For some reason lately I've been thinking back nostalgically about some computer programs that I used when I was younger. It occurred to me recently that I've been using computers most of my life for expression in some form of digital art (but don't worry—I went outside too!).
It took me forever just to remember what the names were, but I found it almost more difficult to dig up information on the web. I think most of us have all but forgotten about graphics programs' (and our own) humble beginnings. I may be dating myself but if you're in your 20s you may remember some of these from your own youth...
This is the computer I was rocking early on—it's the first computer we had in our family. If you're wondering, this little guy was top of the line and had 40–80 MB of hard drive space and a tiny little black & white display. It was more than enough for word processing, playing Glypha 3.0, and even was eventually hooked up to the early internet when it was still all texty. Photo from wikipedia.
I also had plenty of fonts at my fingertips for typographic stylings in Claris Works. :-)
Image from wikipedia. In case you're wondering, I was a big fan of the font Chicago—a classic Mac font.
I want to say we had Mac Paint as well, but Kid Pix was one of my favorites on our little Mac SE. Below are some images from the first public domain version which was quickly replaced by a version with color, more tools & goodies. Later versions included sound, slideshow and animation capabilities.
The introductory image in this post was made using the public domain version of Kid Pix—that is still available online though you have to use Classic Mode on your Mac! (I added the yellow rectangles in Photoshop.) You only have one font, uppercase letters only, as a choice in this version and you have to place letters using a stamp method—this is why my text is a little crooked. Click here to get your own free version of Kid Pix to take for a test run. If you want to upgrade for yourself... err your kids, click here.
I wish I had some original "vintage" artwork to share with you but alas it's gone—maybe I'll be able to dig some up over the holidays.
The images above are from The Vintage Mac Museum, a Japanese website that is mostly in English.
So maybe my middle school didn't have the most up-to-date computer systems, but I remember many days of booting up 5 1/4 inch floppy disks to play Number Munchers, Oregon Trail and Print Shop.
This is a Macintosh IIc—the picture is the closest to what I remember our computers looking like. Photo from wikipedia.
Print Shop was this awesome* program that allowed you to create simple layouts using borders, clip art and simple text. You could even print multiple page-long banners on your tractor paper-fed dot matrix printer—how cool is that? *well, awesome back in the day
I looked all over the web for images of Print Shop and its pieces of art, but it was tough. The photos below are from David Malkoff's Flickr photos—the only other person who seems to be thinking about Print Shop. Thanks!
Adobe Illustrator: The Early Versions

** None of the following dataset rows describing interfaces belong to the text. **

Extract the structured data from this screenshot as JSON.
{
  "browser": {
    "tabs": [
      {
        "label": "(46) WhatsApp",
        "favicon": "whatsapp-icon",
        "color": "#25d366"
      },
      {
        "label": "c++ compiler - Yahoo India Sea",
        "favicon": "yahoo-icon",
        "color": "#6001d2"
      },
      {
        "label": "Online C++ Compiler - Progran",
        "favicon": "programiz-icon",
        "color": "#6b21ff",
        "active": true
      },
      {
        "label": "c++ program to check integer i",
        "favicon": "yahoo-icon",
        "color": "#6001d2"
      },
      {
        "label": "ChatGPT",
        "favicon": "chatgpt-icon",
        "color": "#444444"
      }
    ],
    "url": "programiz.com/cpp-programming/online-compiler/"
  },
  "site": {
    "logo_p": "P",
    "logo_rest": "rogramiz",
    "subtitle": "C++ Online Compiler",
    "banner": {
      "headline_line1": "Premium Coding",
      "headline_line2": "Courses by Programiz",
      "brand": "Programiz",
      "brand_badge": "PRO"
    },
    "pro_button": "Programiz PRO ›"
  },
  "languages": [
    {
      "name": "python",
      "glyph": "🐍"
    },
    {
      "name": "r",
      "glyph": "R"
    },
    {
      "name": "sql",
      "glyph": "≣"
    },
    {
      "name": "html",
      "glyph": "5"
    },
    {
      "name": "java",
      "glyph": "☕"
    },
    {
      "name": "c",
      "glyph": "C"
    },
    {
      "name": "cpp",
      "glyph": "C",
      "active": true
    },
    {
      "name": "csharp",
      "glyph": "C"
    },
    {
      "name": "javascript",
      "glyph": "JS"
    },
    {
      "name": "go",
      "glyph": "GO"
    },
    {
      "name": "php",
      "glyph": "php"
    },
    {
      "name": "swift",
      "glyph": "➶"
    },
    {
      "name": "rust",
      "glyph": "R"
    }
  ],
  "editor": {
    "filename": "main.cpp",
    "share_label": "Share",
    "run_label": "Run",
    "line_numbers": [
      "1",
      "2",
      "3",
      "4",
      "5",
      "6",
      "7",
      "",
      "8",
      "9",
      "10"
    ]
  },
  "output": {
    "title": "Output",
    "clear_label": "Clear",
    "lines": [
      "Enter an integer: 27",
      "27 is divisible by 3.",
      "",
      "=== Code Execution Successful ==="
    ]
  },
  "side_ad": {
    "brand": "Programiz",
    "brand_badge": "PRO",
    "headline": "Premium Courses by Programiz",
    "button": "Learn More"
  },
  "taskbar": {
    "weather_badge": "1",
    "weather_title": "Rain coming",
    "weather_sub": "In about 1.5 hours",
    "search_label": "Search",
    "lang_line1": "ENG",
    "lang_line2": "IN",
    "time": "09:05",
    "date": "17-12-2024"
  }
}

I was not old enough to even consider using the early versions of Adobe Illustrator but I found these videos on YouTube both amazing in what the original Illustrator capabilities were (even in black and white!) and also how far along the software has come.
Illustrator 1: Debuting on a Mac in 1987
It's funny when during the demo the Adobe president goes to change up the color of a vector drawing's line with "any shade of gray". Looking back at the video it looks like CMYK designations were available, but I suppose you couldn't tell what you had selected on screen?
Illustrator 88 in 1988: Oooh color!
Want to read more? Wikipedia has interesting entries on Macintosh fonts, Macintosh SE, Macintosh II, and the History of Adobe Illustrator. Of course, don't forget The Vintage Mac Museum!